Now that it’s Christmas 2012, the 7 inch tablet market has reached a fever pitch. We now have high-end devices (with mid-range prices) like the Samsung Galaxy tab, Google Nexus 7, Amazon Kindle Fire HD and even the Apple iPod mini are the talk of the town. But there’s one little tablet that’s been around for a long time now that just won’t go away. The Nook Color. And despite the Nook Color falling behind in the specifications department, it’s still fully capable and highly hackable — which makes it a tech geeks go-to tablet despite all the newcomers. After all, it is one of the only tablets out there with an micro-SD card slot. And to top it off, there are great deals on the Nook Color — everything from new units going for $99 on Black Friday, to refurbished units going for $79 online. In my opinion, the Nook Color is a perfectly capable tablet that’s going to find it’s way into plenty of Christmas stockings this year. And if you’re looking for something to tinker around with, for under $100, you can’t go wrong.
I’ve had my Nook Color for almost two years now, and rooted it on day one. Since then, I’ve run various versions of Android, setting for months on CyanogenMod 7 (CM7). Using the Nook Color with CM7 was great, but now that there’s a little bit of hype with the budget-cost of the NC, I thought it would be the perfect time to try out CyanogenMod 9 (CM9) and tell new owners if the 800 MHz single-core processor is capable enough to handle Android 4.0 (Ice Cream Sandwich). Simply put, my experience was a bit of a mixed bag. While the Nook Color is much more responsive and snappy than I had expected running CM9, it’s still a bit too buggy for every day use.
For those of you that have just purchased your Nook Color, you’re probably new to rooting it and might not be sure where to start. In my opinion the best place to start is here. The CyanogenMod Wiki for the NC give you all the info and download links you need to get up and running — not only for CM9 but also CM7 which is the OS I still recommend.
As I said, I’ve been running CM7 for months now and have been very happy. The hardware handled Android 2.3 Gingerbread fairly well. It wasn’t blowing any doors off, but it wasn’t terrible to work with either. And honestly, that’s why I was so reluctant to move to Android 4.0 because I just assumed that it would be too laggy to enjoy. But after using it (build cm-9-encore-20120904-0700-unofficial) for just a few minutes, I feel that the NC with CM9 actually responds better to touch commands than with any other OS I’ve tried. Additionally, the new OS is simply a more refined experience compared to old.
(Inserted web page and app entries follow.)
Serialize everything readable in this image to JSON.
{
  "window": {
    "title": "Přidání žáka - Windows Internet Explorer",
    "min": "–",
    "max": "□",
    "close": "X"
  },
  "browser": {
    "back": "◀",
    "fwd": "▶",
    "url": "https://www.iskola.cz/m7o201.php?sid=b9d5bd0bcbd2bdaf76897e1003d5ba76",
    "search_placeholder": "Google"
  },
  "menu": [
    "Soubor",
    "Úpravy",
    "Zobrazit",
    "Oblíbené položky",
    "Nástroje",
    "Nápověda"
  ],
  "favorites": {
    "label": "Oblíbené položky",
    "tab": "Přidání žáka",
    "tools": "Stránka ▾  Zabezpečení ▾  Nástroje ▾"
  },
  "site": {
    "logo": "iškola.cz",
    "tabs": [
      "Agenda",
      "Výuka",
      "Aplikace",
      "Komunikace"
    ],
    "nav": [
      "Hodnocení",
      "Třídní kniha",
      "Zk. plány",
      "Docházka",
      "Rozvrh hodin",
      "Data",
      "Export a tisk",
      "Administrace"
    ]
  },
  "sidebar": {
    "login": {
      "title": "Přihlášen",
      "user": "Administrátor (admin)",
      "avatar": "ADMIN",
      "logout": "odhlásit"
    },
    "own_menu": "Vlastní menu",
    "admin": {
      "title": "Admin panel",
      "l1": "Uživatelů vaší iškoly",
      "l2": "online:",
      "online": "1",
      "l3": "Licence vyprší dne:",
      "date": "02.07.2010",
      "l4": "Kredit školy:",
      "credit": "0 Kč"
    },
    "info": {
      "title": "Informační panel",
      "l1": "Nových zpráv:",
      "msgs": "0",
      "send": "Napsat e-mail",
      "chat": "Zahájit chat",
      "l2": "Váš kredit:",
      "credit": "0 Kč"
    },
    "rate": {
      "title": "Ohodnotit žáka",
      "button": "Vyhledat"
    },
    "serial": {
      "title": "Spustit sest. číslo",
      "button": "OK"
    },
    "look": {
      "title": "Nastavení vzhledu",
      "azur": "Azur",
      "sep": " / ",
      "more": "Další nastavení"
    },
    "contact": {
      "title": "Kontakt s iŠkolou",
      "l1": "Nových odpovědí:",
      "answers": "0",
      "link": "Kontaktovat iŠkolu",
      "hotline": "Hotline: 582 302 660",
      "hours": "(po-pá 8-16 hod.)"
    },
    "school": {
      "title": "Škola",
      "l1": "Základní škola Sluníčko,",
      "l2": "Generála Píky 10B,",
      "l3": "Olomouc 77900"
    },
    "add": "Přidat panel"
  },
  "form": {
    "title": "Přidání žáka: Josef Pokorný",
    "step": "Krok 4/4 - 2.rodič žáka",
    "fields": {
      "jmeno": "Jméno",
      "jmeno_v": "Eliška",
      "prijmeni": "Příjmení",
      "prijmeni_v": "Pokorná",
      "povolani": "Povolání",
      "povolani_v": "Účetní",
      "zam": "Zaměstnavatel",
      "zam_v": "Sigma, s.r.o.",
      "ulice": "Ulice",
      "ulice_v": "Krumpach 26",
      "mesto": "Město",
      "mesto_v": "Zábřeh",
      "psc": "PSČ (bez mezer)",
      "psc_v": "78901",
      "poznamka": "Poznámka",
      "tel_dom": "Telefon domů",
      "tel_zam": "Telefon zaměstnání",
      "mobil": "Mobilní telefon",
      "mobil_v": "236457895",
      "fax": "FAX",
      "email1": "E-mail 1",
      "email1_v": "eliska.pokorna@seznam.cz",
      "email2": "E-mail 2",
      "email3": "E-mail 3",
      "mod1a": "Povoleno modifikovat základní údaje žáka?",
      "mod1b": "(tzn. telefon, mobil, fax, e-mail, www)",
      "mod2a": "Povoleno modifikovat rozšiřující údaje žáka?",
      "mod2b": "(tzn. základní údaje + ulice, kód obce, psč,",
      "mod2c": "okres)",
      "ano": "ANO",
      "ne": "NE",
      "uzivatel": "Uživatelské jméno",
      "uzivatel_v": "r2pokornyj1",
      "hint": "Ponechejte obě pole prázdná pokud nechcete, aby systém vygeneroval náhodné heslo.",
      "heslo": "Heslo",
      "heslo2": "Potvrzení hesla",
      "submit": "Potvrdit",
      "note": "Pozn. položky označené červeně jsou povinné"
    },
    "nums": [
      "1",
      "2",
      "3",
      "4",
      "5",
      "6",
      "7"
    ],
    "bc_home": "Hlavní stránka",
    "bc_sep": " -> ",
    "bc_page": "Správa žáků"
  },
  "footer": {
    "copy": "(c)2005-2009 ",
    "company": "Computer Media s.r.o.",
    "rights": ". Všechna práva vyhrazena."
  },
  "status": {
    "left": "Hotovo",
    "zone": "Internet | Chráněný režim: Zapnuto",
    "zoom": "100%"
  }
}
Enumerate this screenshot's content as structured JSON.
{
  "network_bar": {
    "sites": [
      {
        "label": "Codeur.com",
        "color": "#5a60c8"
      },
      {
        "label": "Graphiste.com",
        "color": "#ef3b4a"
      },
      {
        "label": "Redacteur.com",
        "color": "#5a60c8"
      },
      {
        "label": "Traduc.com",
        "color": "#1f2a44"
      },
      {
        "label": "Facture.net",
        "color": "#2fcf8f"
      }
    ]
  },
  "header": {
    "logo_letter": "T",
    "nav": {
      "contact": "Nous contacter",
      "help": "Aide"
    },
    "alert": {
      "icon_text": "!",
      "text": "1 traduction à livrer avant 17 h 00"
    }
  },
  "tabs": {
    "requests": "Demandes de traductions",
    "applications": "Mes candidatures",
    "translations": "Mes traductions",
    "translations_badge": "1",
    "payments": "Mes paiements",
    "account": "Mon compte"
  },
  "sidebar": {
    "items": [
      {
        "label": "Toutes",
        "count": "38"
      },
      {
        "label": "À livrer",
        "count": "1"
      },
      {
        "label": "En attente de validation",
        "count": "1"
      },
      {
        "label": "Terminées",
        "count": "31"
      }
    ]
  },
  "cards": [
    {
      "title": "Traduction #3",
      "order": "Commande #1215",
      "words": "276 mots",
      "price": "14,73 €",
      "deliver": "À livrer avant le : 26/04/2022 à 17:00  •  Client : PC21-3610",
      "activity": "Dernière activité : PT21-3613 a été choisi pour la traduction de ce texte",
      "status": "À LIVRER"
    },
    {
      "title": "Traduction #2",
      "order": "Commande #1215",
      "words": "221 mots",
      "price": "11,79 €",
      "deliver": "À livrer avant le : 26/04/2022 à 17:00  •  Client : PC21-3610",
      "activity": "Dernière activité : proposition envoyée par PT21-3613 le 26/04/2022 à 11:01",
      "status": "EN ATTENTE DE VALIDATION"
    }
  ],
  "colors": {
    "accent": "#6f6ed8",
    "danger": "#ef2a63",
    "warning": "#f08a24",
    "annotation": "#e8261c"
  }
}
Similar to Apple’s iOS, things simply are where you’d think they would be and react the way you think they should.
But when you actually try to run apps, you’ll probably be disappointed. Apps are slow to load and many simply don’t work. Although the default web browser is much improved and seems to work great. Indeed, there are plenty of kinks that still need to be worked out. That being said, if you have the NC and are looking to mod it, you’re probably willing to look past the bugs in order to tinker with one of Google’s latest operating systems. And if you fit into that category, I’d recommend you try it out — even if you downgrade back to CM7 after a few days.